There have been clear calls for action on global warming from leaders of a number of faith traditions, with Pope Francis’ Laudato Si’: on care for our common home, probably most well-publicised. There has also been:

These were released with a view to influencing the negotiations in Paris. In general these have called for a binding treaty which will keep warming to under 1.5° C, and provide meaningful assistance for developing countries.

The negotiations are much better advanced than they were this far out from the Copenhagen talks, but observers estimate that current pledges will still lead to at least 3° C. Elements crucial to an improved agreement would be requiring countries to increase climate ambition every five years, starting before 2020, and setting a long term goal to completely phase out fossil fuels and switch to 100 per cent renewables over the coming decades.


Big polluters weaken policy at every turn

Governments may be at the negotiating table but there is a growing awareness that it has been corporate influence which has undermined climate policy progress behind the scenes. What is really needed is organised people to challenge the power of organised money. Corporate Accountability International is calling for an end to fossil fuel corporate sponsorship and inappropriate lobbying at the climate talks. Please support the petition: Kick Big Polluters out of climate policy.


Special concerns of people of faith

People of faith have a distinct role in calling for action to assist our brothers and sisters in the developing world, suffering the brunt of climate impacts. Climate Finance above all remains a sticking point: developing nations want more clarity on the $100 billion promised annually by developed countries for adaptation and mitigation, and on boosting it after 2020.
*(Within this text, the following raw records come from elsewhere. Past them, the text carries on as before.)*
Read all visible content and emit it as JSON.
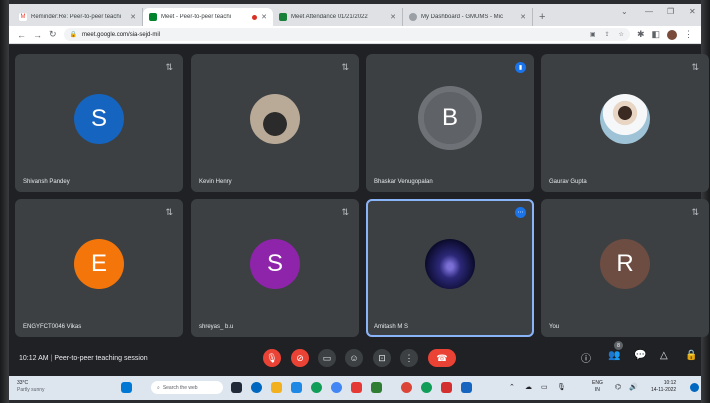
{
  "tabs": [
    {
      "label": "Reminder:Re: Peer-to-peer teachi",
      "color": "#ffffff"
    },
    {
      "label": "Meet - Peer-to-peer teachi",
      "color": "#00832d",
      "active": true
    },
    {
      "label": "Meet Attendance 01/21/2022",
      "color": "#188038"
    },
    {
      "label": "My Dashboard - GMUMS - Mic",
      "color": "#5f6368"
    }
  ],
  "url": "meet.google.com/sia-sejd-mil",
  "participants": [
    {
      "name": "Shivansh Pandey",
      "initial": "S",
      "color": "#1565c0",
      "type": "letter"
    },
    {
      "name": "Kevin Henry",
      "initial": "",
      "color": "#c9b8a8",
      "type": "photo-moto"
    },
    {
      "name": "Bhaskar Venugopalan",
      "initial": "B",
      "color": "#5f6368",
      "type": "big"
    },
    {
      "name": "Gaurav Gupta",
      "initial": "",
      "color": "#d8e4ec",
      "type": "photo-person"
    },
    {
      "name": "ENGYFCT0046 Vikas",
      "initial": "E",
      "color": "#f4760b",
      "type": "letter"
    },
    {
      "name": "shreyas_ b.u",
      "initial": "S",
      "color": "#8e24aa",
      "type": "letter"
    },
    {
      "name": "Amitash M S",
      "initial": "",
      "color": "#1a1a4e",
      "type": "photo-galaxy"
    },
    {
      "name": "You",
      "initial": "R",
      "color": "#6d4c41",
      "type": "letter"
    }
  ],
  "meeting": {
    "time": "10:12 AM",
    "separator": "|",
    "title": "Peer-to-peer teaching session",
    "people_count": "8"
  },
  "taskbar": {
    "weather_temp": "33°C",
    "weather_desc": "Partly sunny",
    "search": "Search the web",
    "lang": "ENG",
    "lang2": "IN",
    "time": "10:12",
    "date": "14-11-2022"
  }
}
Loss and Damage is a relatively new concept in the negotiations. It refers to the cost of climate-related disasters over and above the adaptation and mitigation costs which Climate Finance is meant to cover. Developed countries object to including Loss and Damage in the Paris Agreement largely because they don’t want to pay for it. So a Carbon Levy has been proposed, that is, a levy on the extraction of fossil fuels, direct from the entities who caused the problem, which may help to overcome developed country concerns.

The Carbon Levy Project has released a new report Making a Killing: Who pays the real cost of big oil, coal and gas? It shows how Big Oil, Coal and Gas continue to make outrageous profits, while they outsource the true cost of their product upon the poor who are paying with their lives.

Of course, another special role for us as people of faith is to pray, in our own traditions, for a positive outcome in Paris. Please keep this in mind each time you make time for prayer. We have not been able to dig ourselves out of this hole ourselves. We certainly need divine help!

Thea Ormerod